EXERCISE GOAL: Please return every line in the following data that includes the string "JSON".

(Interface dataset entries)
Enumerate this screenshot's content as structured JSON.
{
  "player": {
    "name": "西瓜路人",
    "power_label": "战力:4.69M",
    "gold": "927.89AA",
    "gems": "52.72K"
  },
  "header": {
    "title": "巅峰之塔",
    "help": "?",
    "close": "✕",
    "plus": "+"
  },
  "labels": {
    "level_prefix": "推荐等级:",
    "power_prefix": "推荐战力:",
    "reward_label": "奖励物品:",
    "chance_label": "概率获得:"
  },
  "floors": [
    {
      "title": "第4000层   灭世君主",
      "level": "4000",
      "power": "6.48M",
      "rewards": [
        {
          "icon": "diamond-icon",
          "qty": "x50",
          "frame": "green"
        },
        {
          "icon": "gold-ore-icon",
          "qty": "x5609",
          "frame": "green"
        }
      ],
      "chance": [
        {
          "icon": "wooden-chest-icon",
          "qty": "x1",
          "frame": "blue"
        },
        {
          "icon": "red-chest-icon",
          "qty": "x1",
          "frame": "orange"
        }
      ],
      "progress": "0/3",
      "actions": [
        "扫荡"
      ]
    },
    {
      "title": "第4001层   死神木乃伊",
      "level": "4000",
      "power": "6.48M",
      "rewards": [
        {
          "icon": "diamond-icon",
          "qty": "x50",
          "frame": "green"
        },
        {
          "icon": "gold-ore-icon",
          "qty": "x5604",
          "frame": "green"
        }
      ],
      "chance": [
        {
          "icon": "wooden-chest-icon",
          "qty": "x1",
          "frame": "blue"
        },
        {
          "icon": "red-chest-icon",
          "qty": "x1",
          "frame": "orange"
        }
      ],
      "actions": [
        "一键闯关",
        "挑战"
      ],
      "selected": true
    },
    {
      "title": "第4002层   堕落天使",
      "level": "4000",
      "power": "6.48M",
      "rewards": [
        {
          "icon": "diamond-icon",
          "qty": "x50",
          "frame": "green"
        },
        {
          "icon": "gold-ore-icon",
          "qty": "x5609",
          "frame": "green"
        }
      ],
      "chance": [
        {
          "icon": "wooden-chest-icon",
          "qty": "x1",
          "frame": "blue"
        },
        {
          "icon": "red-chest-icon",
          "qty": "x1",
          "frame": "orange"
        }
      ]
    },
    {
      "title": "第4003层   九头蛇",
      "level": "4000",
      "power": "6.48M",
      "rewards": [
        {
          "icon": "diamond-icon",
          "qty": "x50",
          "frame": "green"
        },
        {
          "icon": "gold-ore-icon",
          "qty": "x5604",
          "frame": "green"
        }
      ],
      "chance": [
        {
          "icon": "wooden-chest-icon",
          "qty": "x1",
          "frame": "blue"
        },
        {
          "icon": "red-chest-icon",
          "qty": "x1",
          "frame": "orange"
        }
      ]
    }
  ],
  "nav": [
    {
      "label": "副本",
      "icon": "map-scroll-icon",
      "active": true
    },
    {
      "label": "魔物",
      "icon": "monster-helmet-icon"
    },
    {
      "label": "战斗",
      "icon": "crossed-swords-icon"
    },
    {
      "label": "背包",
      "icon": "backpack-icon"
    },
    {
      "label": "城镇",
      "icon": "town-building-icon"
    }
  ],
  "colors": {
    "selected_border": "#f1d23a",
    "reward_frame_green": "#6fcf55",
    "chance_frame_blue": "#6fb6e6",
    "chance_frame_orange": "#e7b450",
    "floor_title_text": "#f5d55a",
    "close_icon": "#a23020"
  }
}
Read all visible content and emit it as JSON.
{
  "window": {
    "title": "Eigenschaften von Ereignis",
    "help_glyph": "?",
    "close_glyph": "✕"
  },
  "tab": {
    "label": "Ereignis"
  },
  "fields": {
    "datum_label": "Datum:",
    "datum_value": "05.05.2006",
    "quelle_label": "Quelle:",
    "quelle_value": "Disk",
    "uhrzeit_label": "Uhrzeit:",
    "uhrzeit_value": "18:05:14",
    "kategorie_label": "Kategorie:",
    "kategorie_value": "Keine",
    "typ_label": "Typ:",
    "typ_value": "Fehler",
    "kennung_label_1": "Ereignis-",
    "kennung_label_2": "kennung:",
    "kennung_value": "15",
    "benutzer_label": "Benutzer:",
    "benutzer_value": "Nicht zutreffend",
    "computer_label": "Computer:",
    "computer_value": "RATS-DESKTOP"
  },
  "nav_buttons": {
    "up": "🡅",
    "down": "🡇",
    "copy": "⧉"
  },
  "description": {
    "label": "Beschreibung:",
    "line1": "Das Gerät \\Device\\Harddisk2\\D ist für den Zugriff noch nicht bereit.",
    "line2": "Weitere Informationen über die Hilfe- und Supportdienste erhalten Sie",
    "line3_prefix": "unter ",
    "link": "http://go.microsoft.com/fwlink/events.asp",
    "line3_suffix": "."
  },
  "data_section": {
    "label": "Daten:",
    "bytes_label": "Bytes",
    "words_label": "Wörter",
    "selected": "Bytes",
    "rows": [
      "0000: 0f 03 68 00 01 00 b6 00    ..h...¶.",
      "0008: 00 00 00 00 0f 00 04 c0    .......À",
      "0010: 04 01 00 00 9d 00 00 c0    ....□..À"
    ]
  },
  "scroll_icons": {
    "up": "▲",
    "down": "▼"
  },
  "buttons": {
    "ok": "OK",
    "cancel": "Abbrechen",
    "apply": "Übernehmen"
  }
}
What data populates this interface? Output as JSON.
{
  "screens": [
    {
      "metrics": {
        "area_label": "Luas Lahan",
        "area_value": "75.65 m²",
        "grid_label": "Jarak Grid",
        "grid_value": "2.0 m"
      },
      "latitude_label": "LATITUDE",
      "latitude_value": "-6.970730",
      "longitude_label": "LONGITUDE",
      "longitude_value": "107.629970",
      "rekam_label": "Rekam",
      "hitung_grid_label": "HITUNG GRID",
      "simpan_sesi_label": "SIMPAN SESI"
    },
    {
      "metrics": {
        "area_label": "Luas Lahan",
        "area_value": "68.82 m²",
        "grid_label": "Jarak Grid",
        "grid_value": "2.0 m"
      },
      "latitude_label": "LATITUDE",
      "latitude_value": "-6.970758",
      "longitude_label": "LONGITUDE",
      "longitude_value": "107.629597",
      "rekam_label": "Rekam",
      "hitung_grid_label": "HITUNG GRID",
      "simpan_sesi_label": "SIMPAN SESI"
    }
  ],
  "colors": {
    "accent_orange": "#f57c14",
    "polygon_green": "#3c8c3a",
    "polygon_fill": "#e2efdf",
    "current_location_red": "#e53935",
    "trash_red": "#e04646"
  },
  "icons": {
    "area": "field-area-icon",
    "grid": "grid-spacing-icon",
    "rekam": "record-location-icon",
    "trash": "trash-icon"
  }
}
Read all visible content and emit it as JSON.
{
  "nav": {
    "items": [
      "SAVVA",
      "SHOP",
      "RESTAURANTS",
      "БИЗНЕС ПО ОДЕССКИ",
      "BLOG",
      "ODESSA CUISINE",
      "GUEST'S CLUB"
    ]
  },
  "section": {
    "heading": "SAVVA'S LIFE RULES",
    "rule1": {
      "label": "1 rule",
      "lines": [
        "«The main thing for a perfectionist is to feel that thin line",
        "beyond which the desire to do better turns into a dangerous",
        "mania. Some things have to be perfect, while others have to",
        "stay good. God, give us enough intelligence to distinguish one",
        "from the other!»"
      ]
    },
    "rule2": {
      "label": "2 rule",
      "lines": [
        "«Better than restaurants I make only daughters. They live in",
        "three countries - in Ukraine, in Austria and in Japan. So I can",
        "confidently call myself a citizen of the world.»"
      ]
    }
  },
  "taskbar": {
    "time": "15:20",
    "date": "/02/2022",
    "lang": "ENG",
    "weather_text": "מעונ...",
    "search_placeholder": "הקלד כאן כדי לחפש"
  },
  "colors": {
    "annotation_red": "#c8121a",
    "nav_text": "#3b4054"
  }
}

ANSWER BOX:
Enumerate this screenshot's content as structured JSON.
Read all visible content and emit it as JSON.
What data populates this interface? Output as JSON.
Read all visible content and emit it as JSON.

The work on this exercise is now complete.